I’ve often wondered how solar panels work. This flat panel sits motionless in the sunlight and instantly electrical current flows. As it turns out, certain materials exhibit a property known as the photoelectric effect that causes them to absorb photons of light and release electrons. When these free electrons are captured, an electric current results that can be used as electricity. The photoelectric effect was first noted by a French physicist, Edmund Bequerel, in 1839, who found that certain materials would produce small amounts of electric current when exposed to light. The photons from the light penetrate the material, which in the case of solar panels is silicon, the same materials used to make semiconductors, and dislodge electrons from the atoms. This flow of electrons is called current and it is picked up by a conductive material which is in turn is connected to the wires that provide DC current to say a motor or light bulb. As the sunlight becomes more intense, more electrons are dislodged and more electricity is generated.
Source: National Energy Education Development Project (Public Domain)
So won’t the material eventually run out of electrons? No, there is a complete circuit with a return wire bringing them back to the material. This is a basic overview of how solar panels work and the materials science and electrical design can be far more complex. Scientists are working to formulated materials and optimize the conduction to electricity from the solar cells while engineers are finding ways to drive down the manufacturing cost so that the cost of generating electricity from sunlight continues to decline. The following chart from the National Renewable Energy lab is a little complicated but if you look down the left side you will see grouping of efficiency in creating electricity for different types of solar cells. Keep in mind that while a design may be very efficient it can be very expensive to manufacture and not practical for residential use.
The first photovoltaic (photo = light, voltaic = voltage or PV for short) module, what is typically called a solar cell, was built by Bell Laboratories in 1954. It was billed as a solar battery and was mostly just a curiosity as it was too expensive to gain widespread use. We have NASA to thank for getting the ball rolling on affordable solar technology. In the 1960s, the space industry began to make the first serious use of the technology to provide power aboard spacecraft. Through the space programs, the technology advanced, its reliability was established, and the cost began to decline. During the energy crisis in the 1970s, photovoltaic technology gained recognition as a source of power for non-space applications.
The electricity generated by solar panels is DC or direct current, while the electricity supplied by your power company is AC or alternating current. You will need to connect the output of your solar panels to an inverter; a device that converts DC to AC power to make use of the electricity in your home.
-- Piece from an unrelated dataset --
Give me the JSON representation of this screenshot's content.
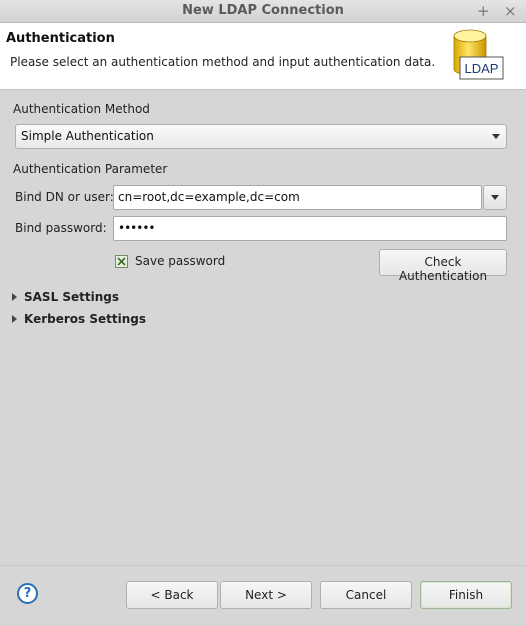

Some solar panels, called AC modules, actually have an inverter already built into them, eliminating the need for a large, central inverter, and simplifying wiring issues.
So what happens at night, or when the sky is overcast and no electricity is being generated? How do you operate your lights and other appliances? If you are connected into your power companies electrical grid you can get the power you need there. With some additional electrical equipment and the help of your power company, you can actually feed power from your solar panels into the electrical grid during the day causing your electric meter to run backwards. How cool is that! At night you use power from the grid but if the grid power equals the power fed into the grid during the day, you are operating a net zero electrical energy home. If you use less than the power you generated you would get paid by the power company. While having no electric bill sounds wonderful, it is currently difficult to achieve, especially if, for example, you need to run an air conditioner. It is possible to do but it requires that you are diligent about the amount of energy you consume. If you are using solar panels to generate electricity for a remote cabin, with no electrical service, you will need to have batteries to store the DC power to allow it to be used in the cabin overnight.
I visited a home in the city of Denver that was able to achieve this goal over the summer. What is most interesting is that the installation is a retrofit of a 1950’s home. There are plenty of trees so the panels are shaded from time to time and the owners are very conscious about their energy use. To see the performance of the solar panels on the home you see below follow this link and you’ll see what each solar panel is generating as well as how the system has performed over time (it’s really cool)
The Robinson Home:
I hope this sheds some light (pun intended) on the subject of how solar panels work.